  • The “Harlan’s Hawk” breeds in Alaska and northwestern Canada, and winters on the southern Great Plains. This very dark form of the Red-tailed Hawk has a marbled white, brown, and gray tail instead of a red one. It’s so distinctive that it was once considered a separate species, until ornithologists discovered many individuals that were intermediate between Harlan’s and more typical Red-tailed Hawks.
  • Courting Red-tailed Hawks put on a display in which they soar in wide circles at a great height. The male dives steeply, then shoots up again at an angle nearly as steep. After several of these swoops he approaches the female from above, extends his legs, and touches her briefly. Sometimes, the pair grab onto one other, clasp talons, and plummet in spirals toward the ground before pulling away.
  • Red-tailed Hawks have been seen hunting as a pair, guarding opposite sides of the same tree to catch tree squirrels.
  • The oldest known wild Red-tailed Hawk was at least 30 years, 8 months old when it was found in Michigan in 2011, the same state where it had been banded in 1981.

The Scrub Jays here mimic the Red-tail Hawk’s call and has been fooling me a lot lately! I’ve been listening to calls so I’m not so easily fooled next time. Ha!!😂

After the group broke up I headed east in search of another bird, but had no joy finding it but, the river was pretty. I saw a few mallards, and Yellow-rumped Warblers and people so headed home for lunch.

Truckee River Bend

The image of the Red-tail looks so bad here on WordPress! I’m beyond frustrated with this happening all the time. I haven’t changed the way I process and resize my images in a decade so it must be WordPress! I need a tutorial! Any help or pointers would be greatly appreciated.

My images look fine and the way I want them to on flickr. Here’s the link to the same image of the Red-tail. https://www.flickr.com/photos/dmzajac2004/51529739409/in/dateposted/

See what I mean? I’m really not happy with WordPress at the moment! Any ideas for a not savvy computer person to fix it?

Fuji X-T3| Fujinon 100-400mm| PS CC 22.5| iPhone 7Plus

more to come…

Friday’s Feathered Friends-Pine Grosbeak

Copyright ©2021 Deborah M. Zajac. ALL RIGHTS RESERVED

Last week I went birding with the Audubon Group and we were treated to a sighting that not only was a new to me bird, but a rare bird to this area too. Lifer number 6 for 2021 is the Pine Grosbeak. This is a female.

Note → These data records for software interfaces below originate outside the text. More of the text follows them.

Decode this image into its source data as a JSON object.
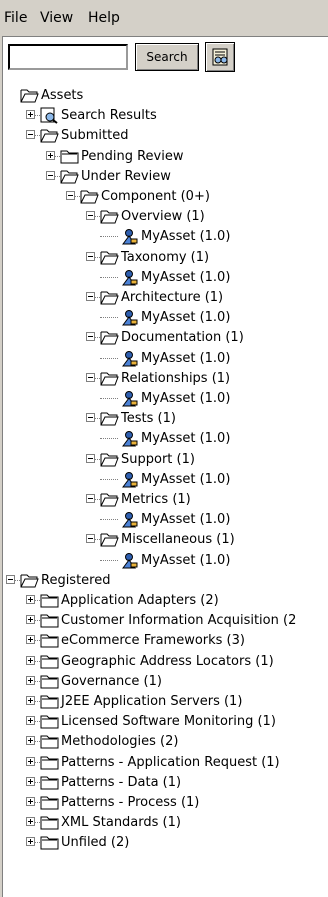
{
  "menu": [
    "File",
    "View",
    "Help"
  ],
  "search": {
    "value": "",
    "button_label": "Search"
  },
  "tree": [
    {
      "label": "Assets",
      "depth": 0,
      "type": "folder-open",
      "expander": "none"
    },
    {
      "label": "Search Results",
      "depth": 1,
      "type": "search",
      "expander": "plus"
    },
    {
      "label": "Submitted",
      "depth": 1,
      "type": "folder-open",
      "expander": "minus"
    },
    {
      "label": "Pending Review",
      "depth": 2,
      "type": "folder",
      "expander": "plus"
    },
    {
      "label": "Under Review",
      "depth": 2,
      "type": "folder-open",
      "expander": "minus"
    },
    {
      "label": "Component (0+)",
      "depth": 3,
      "type": "folder-open",
      "expander": "minus"
    },
    {
      "label": "Overview (1)",
      "depth": 4,
      "type": "folder-open",
      "expander": "minus"
    },
    {
      "label": "MyAsset (1.0)",
      "depth": 5,
      "type": "asset",
      "expander": "none"
    },
    {
      "label": "Taxonomy (1)",
      "depth": 4,
      "type": "folder-open",
      "expander": "minus"
    },
    {
      "label": "MyAsset (1.0)",
      "depth": 5,
      "type": "asset",
      "expander": "none"
    },
    {
      "label": "Architecture (1)",
      "depth": 4,
      "type": "folder-open",
      "expander": "minus"
    },
    {
      "label": "MyAsset (1.0)",
      "depth": 5,
      "type": "asset",
      "expander": "none"
    },
    {
      "label": "Documentation (1)",
      "depth": 4,
      "type": "folder-open",
      "expander": "minus"
    },
    {
      "label": "MyAsset (1.0)",
      "depth": 5,
      "type": "asset",
      "expander": "none"
    },
    {
      "label": "Relationships (1)",
      "depth": 4,
      "type": "folder-open",
      "expander": "minus"
    },
    {
      "label": "MyAsset (1.0)",
      "depth": 5,
      "type": "asset",
      "expander": "none"
    },
    {
      "label": "Tests (1)",
      "depth": 4,
      "type": "folder-open",
      "expander": "minus"
    },
    {
      "label": "MyAsset (1.0)",
      "depth": 5,
      "type": "asset",
      "expander": "none"
    },
    {
      "label": "Support (1)",
      "depth": 4,
      "type": "folder-open",
      "expander": "minus"
    },
    {
      "label": "MyAsset (1.0)",
      "depth": 5,
      "type": "asset",
      "expander": "none"
    },
    {
      "label": "Metrics (1)",
      "depth": 4,
      "type": "folder-open",
      "expander": "minus"
    },
    {
      "label": "MyAsset (1.0)",
      "depth": 5,
      "type": "asset",
      "expander": "none"
    },
    {
      "label": "Miscellaneous (1)",
      "depth": 4,
      "type": "folder-open",
      "expander": "minus"
    },
    {
      "label": "MyAsset (1.0)",
      "depth": 5,
      "type": "asset",
      "expander": "none"
    },
    {
      "label": "Registered",
      "depth": 0,
      "type": "folder-open",
      "expander": "minus"
    },
    {
      "label": "Application Adapters (2)",
      "depth": 1,
      "type": "folder",
      "expander": "plus"
    },
    {
      "label": "Customer Information Acquisition (2",
      "depth": 1,
      "type": "folder",
      "expander": "plus"
    },
    {
      "label": "eCommerce Frameworks (3)",
      "depth": 1,
      "type": "folder",
      "expander": "plus"
    },
    {
      "label": "Geographic Address Locators (1)",
      "depth": 1,
      "type": "folder",
      "expander": "plus"
    },
    {
      "label": "Governance (1)",
      "depth": 1,
      "type": "folder",
      "expander": "plus"
    },
    {
      "label": "J2EE Application Servers (1)",
      "depth": 1,
      "type": "folder",
      "expander": "plus"
    },
    {
      "label": "Licensed Software Monitoring (1)",
      "depth": 1,
      "type": "folder",
      "expander": "plus"
    },
    {
      "label": "Methodologies (2)",
      "depth": 1,
      "type": "folder",
      "expander": "plus"
    },
    {
      "label": "Patterns - Application Request (1)",
      "depth": 1,
      "type": "folder",
      "expander": "plus"
    },
    {
      "label": "Patterns - Data (1)",
      "depth": 1,
      "type": "folder",
      "expander": "plus"
    },
    {
      "label": "Patterns - Process (1)",
      "depth": 1,
      "type": "folder",
      "expander": "plus"
    },
    {
      "label": "XML Standards (1)",
      "depth": 1,
      "type": "folder",
      "expander": "plus"
    },
    {
      "label": "Unfiled (2)",
      "depth": 1,
      "type": "folder",
      "expander": "plus"
    }
  ]
}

This was a “lifer” for about half the group and there were only 9 of us birding that morning. It was quite exciting!

Fun Facts-gleaned from allaboutbirds.org

  • Pine Grosbeaks eat a lot of plants, but it can be tough for their nestlings to eat and digest all that vegetation. Instead of feeding plants directly to their nestlings, they regurgitate a paste of insects and vegetable matter that they store in pouches at the lower part of their jaw on either side of their tongues.
  • Not all Pine Grosbeaks are the same. Not only do they differ in the amount and intensity of red across their range, they are also different sizes. Body size and wing and tail length generally increase from Newfoundland westward to the Yukon Territory. But birds on Haida Gwaii (Queen Charlotte Island) in British Columbia, Canada, and in California are among the smallest of all Pine Grosbeaks. Wings and tails of birds on Haida Gwaii are around a half inch smaller than birds in Alaska.
  • Pine Grosbeaks aren’t just in North America. They also breed in subalpine evergreen forests from eastern Asia to Scandinavia.
  • The tameness and slow-moving behavior of the Pine Grosbeak prompted locals in Newfoundland to affectionately call it a “mope.”
  • Winter flocks may stay near a tree with abundant fruit until all of it is consumed.
  • The oldest recorded Pine Grosbeak was a male, and at least 9 years, 9 months old when he was found in Quebec in 1970. He was first captured and banded in Connecticut in 1961.

I hope you all have a wonderful week-end!

Fuji X-T3| Fuji 100-400mm| PS CC 22.4.2

more to come…